Task description:
Please print each record that follows precisely as it appears.

[Records excerpted from a collection]
☆ ☆ ☆ ☆ ☆

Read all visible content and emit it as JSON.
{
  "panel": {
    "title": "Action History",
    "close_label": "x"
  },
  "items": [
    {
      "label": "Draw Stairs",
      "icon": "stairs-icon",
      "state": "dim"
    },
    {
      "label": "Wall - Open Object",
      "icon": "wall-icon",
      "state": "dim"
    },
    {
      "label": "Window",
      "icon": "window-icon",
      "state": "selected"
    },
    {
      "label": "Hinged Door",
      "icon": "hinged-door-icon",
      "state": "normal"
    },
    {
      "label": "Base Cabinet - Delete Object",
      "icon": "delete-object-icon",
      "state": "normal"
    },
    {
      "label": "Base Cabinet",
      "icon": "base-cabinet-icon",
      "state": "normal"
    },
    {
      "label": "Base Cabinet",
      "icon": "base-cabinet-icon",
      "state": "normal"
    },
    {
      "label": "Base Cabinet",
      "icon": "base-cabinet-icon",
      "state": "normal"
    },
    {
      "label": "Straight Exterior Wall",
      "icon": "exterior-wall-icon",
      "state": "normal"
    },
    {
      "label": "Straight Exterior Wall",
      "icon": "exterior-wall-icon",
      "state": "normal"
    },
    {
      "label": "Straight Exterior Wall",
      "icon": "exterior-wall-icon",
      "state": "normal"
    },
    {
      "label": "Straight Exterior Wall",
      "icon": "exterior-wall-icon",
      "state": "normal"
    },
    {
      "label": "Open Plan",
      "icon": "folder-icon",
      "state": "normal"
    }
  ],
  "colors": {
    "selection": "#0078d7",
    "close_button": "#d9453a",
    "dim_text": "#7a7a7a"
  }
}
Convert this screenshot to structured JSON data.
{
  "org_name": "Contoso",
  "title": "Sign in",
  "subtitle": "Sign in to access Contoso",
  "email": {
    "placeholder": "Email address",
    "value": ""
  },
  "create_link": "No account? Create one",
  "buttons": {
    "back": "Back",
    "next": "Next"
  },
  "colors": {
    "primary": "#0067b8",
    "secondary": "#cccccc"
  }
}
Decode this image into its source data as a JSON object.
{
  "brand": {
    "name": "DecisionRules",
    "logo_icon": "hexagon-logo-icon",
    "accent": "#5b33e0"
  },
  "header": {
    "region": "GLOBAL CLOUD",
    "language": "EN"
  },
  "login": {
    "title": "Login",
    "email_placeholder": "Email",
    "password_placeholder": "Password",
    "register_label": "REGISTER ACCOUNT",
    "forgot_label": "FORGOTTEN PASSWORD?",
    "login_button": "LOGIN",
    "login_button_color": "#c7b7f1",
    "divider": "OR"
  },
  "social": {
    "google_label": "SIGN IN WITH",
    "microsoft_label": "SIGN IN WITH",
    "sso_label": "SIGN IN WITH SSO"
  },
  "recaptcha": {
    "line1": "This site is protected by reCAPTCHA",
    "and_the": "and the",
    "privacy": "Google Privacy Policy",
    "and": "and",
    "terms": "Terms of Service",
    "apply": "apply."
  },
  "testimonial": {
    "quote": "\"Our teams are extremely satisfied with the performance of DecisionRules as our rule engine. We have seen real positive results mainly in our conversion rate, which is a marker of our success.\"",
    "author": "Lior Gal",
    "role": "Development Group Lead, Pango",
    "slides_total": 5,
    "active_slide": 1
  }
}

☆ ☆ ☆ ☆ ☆

Task output:
Read all visible content and emit it as JSON.
{
  "panel": {
    "title": "Action History",
    "close_label": "x"
  },
  "items": [
    {
      "label": "Draw Stairs",
      "icon": "stairs-icon",
      "state": "dim"
    },
    {
      "label": "Wall - Open Object",
      "icon": "wall-icon",
      "state": "dim"
    },
    {
      "label": "Window",
      "icon": "window-icon",
      "state": "selected"
    },
    {
      "label": "Hinged Door",
      "icon": "hinged-door-icon",
      "state": "normal"
    },
    {
      "label": "Base Cabinet - Delete Object",
      "icon": "delete-object-icon",
      "state": "normal"
    },
    {
      "label": "Base Cabinet",
      "icon": "base-cabinet-icon",
      "state": "normal"
    },
    {
      "label": "Base Cabinet",
      "icon": "base-cabinet-icon",
      "state": "normal"
    },
    {
      "label": "Base Cabinet",
      "icon": "base-cabinet-icon",
      "state": "normal"
    },
    {
      "label": "Straight Exterior Wall",
      "icon": "exterior-wall-icon",
      "state": "normal"
    },
    {
      "label": "Straight Exterior Wall",
      "icon": "exterior-wall-icon",
      "state": "normal"
    },
    {
      "label": "Straight Exterior Wall",
      "icon": "exterior-wall-icon",
      "state": "normal"
    },
    {
      "label": "Straight Exterior Wall",
      "icon": "exterior-wall-icon",
      "state": "normal"
    },
    {
      "label": "Open Plan",
      "icon": "folder-icon",
      "state": "normal"
    }
  ],
  "colors": {
    "selection": "#0078d7",
    "close_button": "#d9453a",
    "dim_text": "#7a7a7a"
  }
}
Convert this screenshot to structured JSON data.
{
  "org_name": "Contoso",
  "title": "Sign in",
  "subtitle": "Sign in to access Contoso",
  "email": {
    "placeholder": "Email address",
    "value": ""
  },
  "create_link": "No account? Create one",
  "buttons": {
    "back": "Back",
    "next": "Next"
  },
  "colors": {
    "primary": "#0067b8",
    "secondary": "#cccccc"
  }
}
Decode this image into its source data as a JSON object.
{
  "brand": {
    "name": "DecisionRules",
    "logo_icon": "hexagon-logo-icon",
    "accent": "#5b33e0"
  },
  "header": {
    "region": "GLOBAL CLOUD",
    "language": "EN"
  },
  "login": {
    "title": "Login",
    "email_placeholder": "Email",
    "password_placeholder": "Password",
    "register_label": "REGISTER ACCOUNT",
    "forgot_label": "FORGOTTEN PASSWORD?",
    "login_button": "LOGIN",
    "login_button_color": "#c7b7f1",
    "divider": "OR"
  },
  "social": {
    "google_label": "SIGN IN WITH",
    "microsoft_label": "SIGN IN WITH",
    "sso_label": "SIGN IN WITH SSO"
  },
  "recaptcha": {
    "line1": "This site is protected by reCAPTCHA",
    "and_the": "and the",
    "privacy": "Google Privacy Policy",
    "and": "and",
    "terms": "Terms of Service",
    "apply": "apply."
  },
  "testimonial": {
    "quote": "\"Our teams are extremely satisfied with the performance of DecisionRules as our rule engine. We have seen real positive results mainly in our conversion rate, which is a marker of our success.\"",
    "author": "Lior Gal",
    "role": "Development Group Lead, Pango",
    "slides_total": 5,
    "active_slide": 1
  }
}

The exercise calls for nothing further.